With its lush tea plantations, the marshlands of Kaziranga National Park, silk bazaars and ancient pilgrimage sites and temples, Assam has plenty to offer you. Whether it is sightseeing spots, activities, cultural performances or handicrafts, the Northeastern state promises you a remarkable holiday experience. Assam has quite an interesting cuisine as well. The style of cooking here blends practices like fermentation and drying (which are majorly used in the hills) along with the use of fresh vegetables, fish and meat (as typically seen in the plains). Rice is one of the most prominent ingredients in Assamese cuisine while fish and duck are also popular.
A traditional meal here begins with a khar, a class of dishes named after the main ingredient. Believed to cleanse the stomach, khar is an ingredient prepared by filtering water through the ashes of the sun-dried skin of certain kinds of bananas. This is then generously used with raw papaya, pulses, vegetables or fish to whip up a signature Assamese khar dish.
2. Duck Meat Curry (Kumurat diya Hanhor Mangxo)
A delicious Assamese preparation which has duck meat cooked with ash gourd, this dish is often made for special occasions. Adding to its distinct flavour, the dish has whole spices including crushed black pepper. The juicy chunks of duck meat are cut into quite small pieces and cooked with tender ash gourd, letting the spices seep into the meat.
3. Masor Tenga
Another must-try food of Assam, Masor Tenga is a sour and tangy fish curry. Best enjoyed with steamed rice, this is a staple of Assamese cuisine. Being a popular dish, it has quite a few variations in recipes. For instance, while some preparations use lemon or mangosteen to add the tangy flavour, the most commonly used ingredient is a tomato.
4. Aloo Pitika
Essentially the Assamese version of mashed potatoes, aloo pitika uses ingredients like raw onions, mustard oil and green chillies to add a nice flavour to the otherwise simple mash. It is a signature dish of the northeastern state. Cilantro leaves, pumpkins, gourds, boiled eggs and dried fish are also sometimes added to take the dish up a notch.
5. Xaak Aru Bhaji
Another authentic food of Assam, xaak aru bhaji has plenty of leafy vegetables (xaak) taking centre stage. Made with herbs and vegetables, the dish is generally seasoned with ginger, garlic, cinnamon, onions and sometimes, lemon. A stir-fry version of xaak aru bhaji can also be prepared with potato added into the mix.
Luchi is a staple of Bengali, Assamese and Oriya cuisine. Prepared with wheat flour, it is a common dish served in Assam. Deep-fried and puffed up, these go well with flavourful curries and pickles.
7. Ou Khatta
A chutney of sorts, Ou Khatta is made with elephant apple and jaggery.

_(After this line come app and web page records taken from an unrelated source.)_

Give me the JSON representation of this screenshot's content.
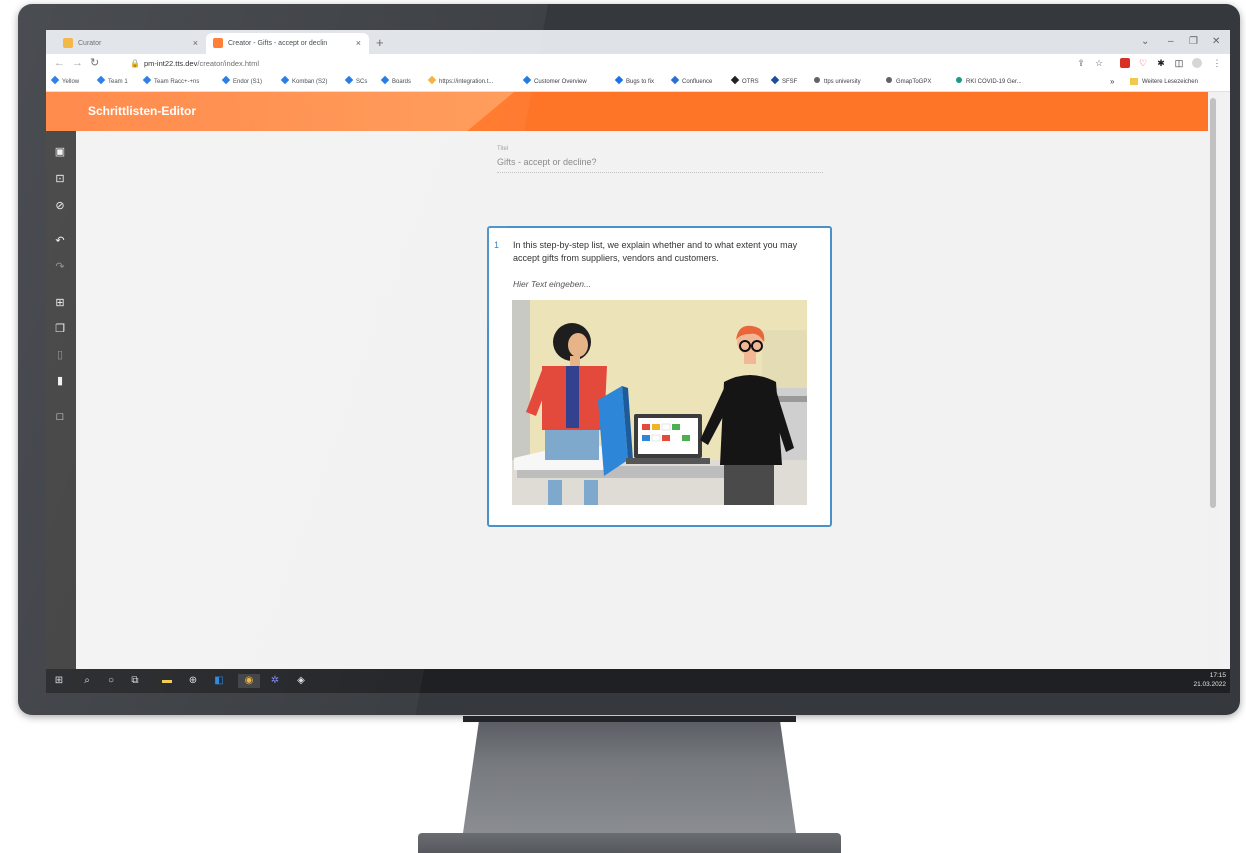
{
  "browser": {
    "tabs": [
      {
        "label": "Curator",
        "close": "×",
        "active": false
      },
      {
        "label": "Creator - Gifts - accept or declin",
        "close": "×",
        "active": true
      }
    ],
    "new_tab": "+",
    "url_host": "pm-int22.tts.dev",
    "url_path": "/creator/index.html",
    "bookmarks": [
      "Yellow",
      "Team 1",
      "Team Racc+-+ns",
      "Endor (S1)",
      "Komban (S2)",
      "SCs",
      "Boards",
      "https://integration.t...",
      "Customer Overview",
      "Bugs to fix",
      "Confluence",
      "OTRS",
      "SFSF",
      "ttps university",
      "GmapToGPX",
      "RKI COVID-19 Ger..."
    ],
    "bookmarks_overflow": "»",
    "other_bookmarks": "Weitere Lesezeichen"
  },
  "app": {
    "title": "Schrittlisten-Editor",
    "toolbar": [
      "save-icon",
      "export-icon",
      "cancel-icon",
      "undo-icon",
      "redo-icon",
      "add-step-icon",
      "copy-icon",
      "paste-icon",
      "delete-icon",
      "select-icon"
    ]
  },
  "editor": {
    "title_label": "Titel",
    "title_value": "Gifts - accept or decline?",
    "steps": [
      {
        "number": "1",
        "text": "In this step-by-step list, we explain whether and to what extent you may accept gifts from suppliers, vendors and customers.",
        "placeholder": "Hier Text eingeben...",
        "image": "illustration-office-workers"
      }
    ]
  },
  "taskbar": {
    "time": "17:15",
    "date": "21.03.2022"
  },
  "colors": {
    "header": "#ff7527",
    "card_border": "#4a90c9",
    "toolbar": "#3a3a3a"
  }
}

Elephant apple, which is used in quite a few Assamese dishes, is boiled and lightly mashed before being sauteed in mustard oil. Finally, jaggery is added to it. The pungent flavour of the mustard and elephant apple is a nice contrast with the sweet jagggery, giving you a melange of tastes. If you prefer it slightly spicy, you can add some chill powder or ginger-garlic paste as per your preference.
Before you scrunch up your nose, ask an Assamese and they will tell you about how tasty this actually is. Silkworms are deep-fried with a few spices to add flavour to it. Crunch on the outside and juicy inside, its taste is often similar to a mix of chicken and pork. However, it might not be everyone’s cup of tea, we must say.

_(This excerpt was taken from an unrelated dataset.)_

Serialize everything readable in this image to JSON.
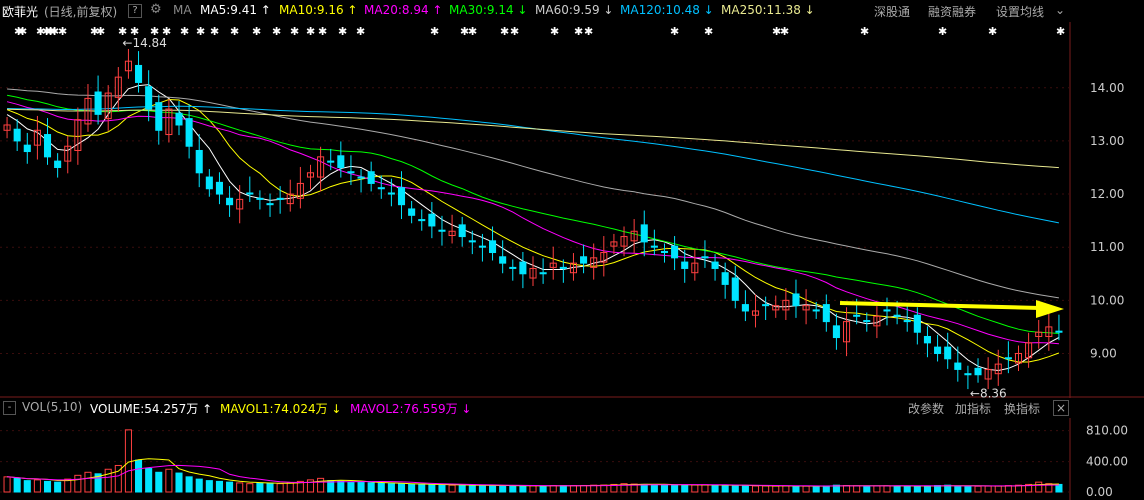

9. Baanhgajor Lagor Kukura
An authentic food of Assam, this dish uses chicken, bamboo shoots and lentils in its preparation. The chicken and bamboo shoots are boiled separately and then cooked together. Keeping with Assamese cooking style, the preparation uses minimal spices. The taste of bamboo shoots might take some time to get used to, but it leaves behind a delicious taste which is generally complementary to meat dishes.
Pitha is a snack prepared during the festival of Magh Bihu in Assam. It is also prepared as a regular household snack and savoured with tea. While there are different versions of it, Assamese pithas are often made from bora saul, a special kind of glutinous rice, or xaali saul, or sun-dried rice. The stuffing in these commonly includes coconut and jaggery. Pithas can be sweet or sour, even steamed, fried or barbequed inside a hollow bamboo stem. Other kinds of pithas include til pitha, hutuli pitha and bhaapot diya pitha.
Next time you head to the northeastern state, make sure to try all these dishes of Assam.